*Work item*: Report every line of the data where the string "JSON" appears.

*Material to process*:
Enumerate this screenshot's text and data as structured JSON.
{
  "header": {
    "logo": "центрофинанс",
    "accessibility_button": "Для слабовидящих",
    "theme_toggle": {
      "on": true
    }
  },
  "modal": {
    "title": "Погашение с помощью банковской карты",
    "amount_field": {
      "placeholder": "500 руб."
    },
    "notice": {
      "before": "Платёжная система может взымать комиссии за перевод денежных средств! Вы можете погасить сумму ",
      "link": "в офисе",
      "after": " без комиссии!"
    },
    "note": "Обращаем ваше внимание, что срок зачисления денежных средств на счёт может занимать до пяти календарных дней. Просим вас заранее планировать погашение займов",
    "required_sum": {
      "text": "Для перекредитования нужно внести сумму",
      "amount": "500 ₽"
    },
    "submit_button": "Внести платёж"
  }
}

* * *

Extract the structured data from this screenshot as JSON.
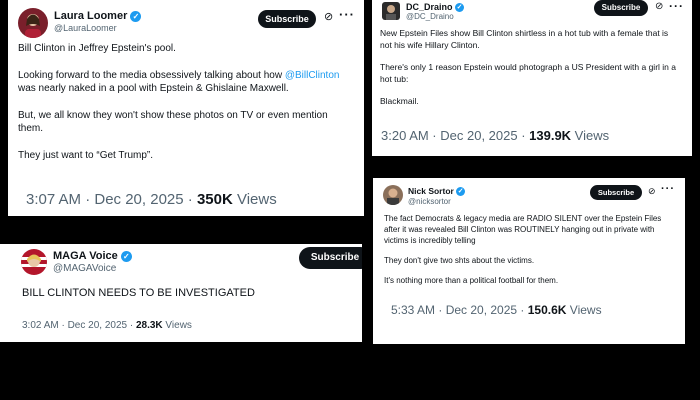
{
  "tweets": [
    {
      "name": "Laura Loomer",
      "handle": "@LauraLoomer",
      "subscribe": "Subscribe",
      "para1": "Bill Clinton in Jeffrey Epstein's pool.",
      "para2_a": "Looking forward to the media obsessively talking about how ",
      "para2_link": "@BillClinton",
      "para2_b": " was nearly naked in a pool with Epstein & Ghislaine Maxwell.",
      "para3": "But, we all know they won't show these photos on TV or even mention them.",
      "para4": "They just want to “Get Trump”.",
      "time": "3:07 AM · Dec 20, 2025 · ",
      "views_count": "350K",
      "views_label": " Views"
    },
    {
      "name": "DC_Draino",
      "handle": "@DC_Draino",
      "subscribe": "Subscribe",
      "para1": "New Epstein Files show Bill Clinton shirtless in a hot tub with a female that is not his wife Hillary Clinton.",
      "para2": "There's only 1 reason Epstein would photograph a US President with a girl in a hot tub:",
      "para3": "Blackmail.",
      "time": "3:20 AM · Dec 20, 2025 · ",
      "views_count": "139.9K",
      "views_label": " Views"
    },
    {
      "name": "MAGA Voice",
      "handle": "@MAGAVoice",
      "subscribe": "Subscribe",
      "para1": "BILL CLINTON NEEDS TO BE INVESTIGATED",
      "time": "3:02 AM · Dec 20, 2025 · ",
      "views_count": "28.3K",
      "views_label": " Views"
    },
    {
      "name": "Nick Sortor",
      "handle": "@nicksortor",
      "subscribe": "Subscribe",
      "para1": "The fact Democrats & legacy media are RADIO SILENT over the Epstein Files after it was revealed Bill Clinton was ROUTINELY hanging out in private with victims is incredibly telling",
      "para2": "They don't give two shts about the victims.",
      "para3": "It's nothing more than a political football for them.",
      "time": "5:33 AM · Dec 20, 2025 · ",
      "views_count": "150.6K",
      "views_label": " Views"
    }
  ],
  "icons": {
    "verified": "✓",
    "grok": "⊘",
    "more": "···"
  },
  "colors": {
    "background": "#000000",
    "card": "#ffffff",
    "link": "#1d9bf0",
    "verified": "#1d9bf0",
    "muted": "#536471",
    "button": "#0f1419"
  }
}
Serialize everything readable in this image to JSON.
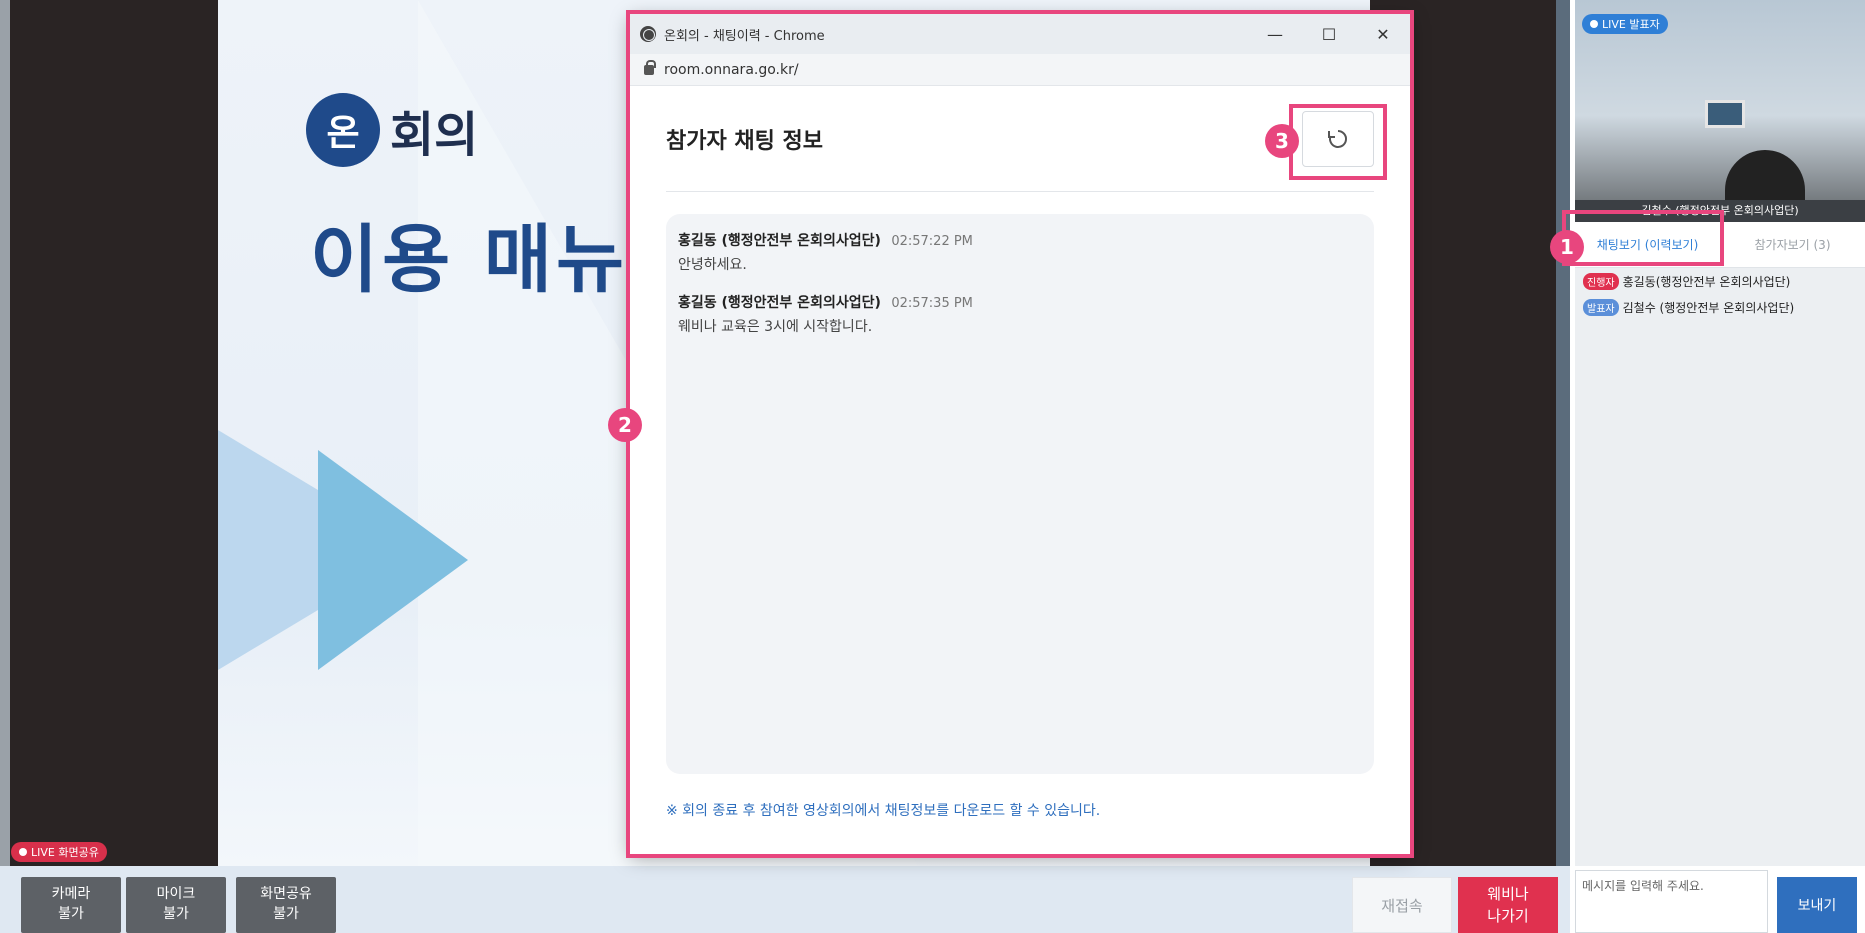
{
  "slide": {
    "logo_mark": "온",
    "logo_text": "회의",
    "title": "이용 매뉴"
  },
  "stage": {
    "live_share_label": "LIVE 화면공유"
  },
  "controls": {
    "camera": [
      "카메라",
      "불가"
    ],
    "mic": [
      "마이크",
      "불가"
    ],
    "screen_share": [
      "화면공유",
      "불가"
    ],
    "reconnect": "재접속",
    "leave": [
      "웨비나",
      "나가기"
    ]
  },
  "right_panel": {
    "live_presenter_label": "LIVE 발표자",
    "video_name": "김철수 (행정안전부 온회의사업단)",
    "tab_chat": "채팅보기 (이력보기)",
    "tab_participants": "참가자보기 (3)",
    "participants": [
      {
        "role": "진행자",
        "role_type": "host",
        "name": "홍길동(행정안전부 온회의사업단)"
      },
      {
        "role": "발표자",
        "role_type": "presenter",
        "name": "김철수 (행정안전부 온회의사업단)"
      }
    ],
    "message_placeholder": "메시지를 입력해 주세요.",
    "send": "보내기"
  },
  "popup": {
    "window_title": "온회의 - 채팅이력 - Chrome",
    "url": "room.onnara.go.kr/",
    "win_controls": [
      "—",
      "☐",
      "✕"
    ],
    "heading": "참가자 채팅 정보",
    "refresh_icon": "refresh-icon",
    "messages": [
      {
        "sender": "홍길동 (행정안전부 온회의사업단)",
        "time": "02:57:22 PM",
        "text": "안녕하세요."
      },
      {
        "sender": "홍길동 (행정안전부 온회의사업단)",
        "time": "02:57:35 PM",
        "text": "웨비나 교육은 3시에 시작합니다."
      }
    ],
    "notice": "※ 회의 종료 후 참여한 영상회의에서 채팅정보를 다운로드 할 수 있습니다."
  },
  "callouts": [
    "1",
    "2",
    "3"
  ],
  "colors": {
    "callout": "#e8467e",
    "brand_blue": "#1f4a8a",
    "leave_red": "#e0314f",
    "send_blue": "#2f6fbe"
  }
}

*Result of this exercise*:
Enumerate this screenshot's text and data as structured JSON.
Extract the structured data from this screenshot as JSON.
Serialize everything readable in this image to JSON.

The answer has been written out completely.